Records supplied »
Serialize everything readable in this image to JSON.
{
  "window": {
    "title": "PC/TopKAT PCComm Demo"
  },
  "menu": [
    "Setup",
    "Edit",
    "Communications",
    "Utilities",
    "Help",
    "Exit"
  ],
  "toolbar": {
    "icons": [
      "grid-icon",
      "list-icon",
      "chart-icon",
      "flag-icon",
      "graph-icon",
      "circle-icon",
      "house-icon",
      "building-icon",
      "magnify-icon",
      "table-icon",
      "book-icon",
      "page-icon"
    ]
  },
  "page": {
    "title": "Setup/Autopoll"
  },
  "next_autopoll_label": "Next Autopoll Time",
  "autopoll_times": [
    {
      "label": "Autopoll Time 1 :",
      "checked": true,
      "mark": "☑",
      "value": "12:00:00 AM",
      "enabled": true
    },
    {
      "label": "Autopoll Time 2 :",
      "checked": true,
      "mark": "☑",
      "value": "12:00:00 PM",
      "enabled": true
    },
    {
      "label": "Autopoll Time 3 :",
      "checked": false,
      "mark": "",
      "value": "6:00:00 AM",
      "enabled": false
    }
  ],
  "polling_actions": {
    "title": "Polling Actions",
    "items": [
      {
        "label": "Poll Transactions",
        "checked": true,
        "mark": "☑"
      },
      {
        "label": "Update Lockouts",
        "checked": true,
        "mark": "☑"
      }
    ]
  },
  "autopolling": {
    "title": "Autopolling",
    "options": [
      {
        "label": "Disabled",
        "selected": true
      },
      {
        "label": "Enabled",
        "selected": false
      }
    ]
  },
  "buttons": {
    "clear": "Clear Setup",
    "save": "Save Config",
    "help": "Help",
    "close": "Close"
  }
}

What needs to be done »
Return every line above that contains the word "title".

Solution to this task »
    "title": "PC/TopKAT PCComm Demo"
    "title": "Setup/Autopoll"
    "title": "Polling Actions",
    "title": "Autopolling",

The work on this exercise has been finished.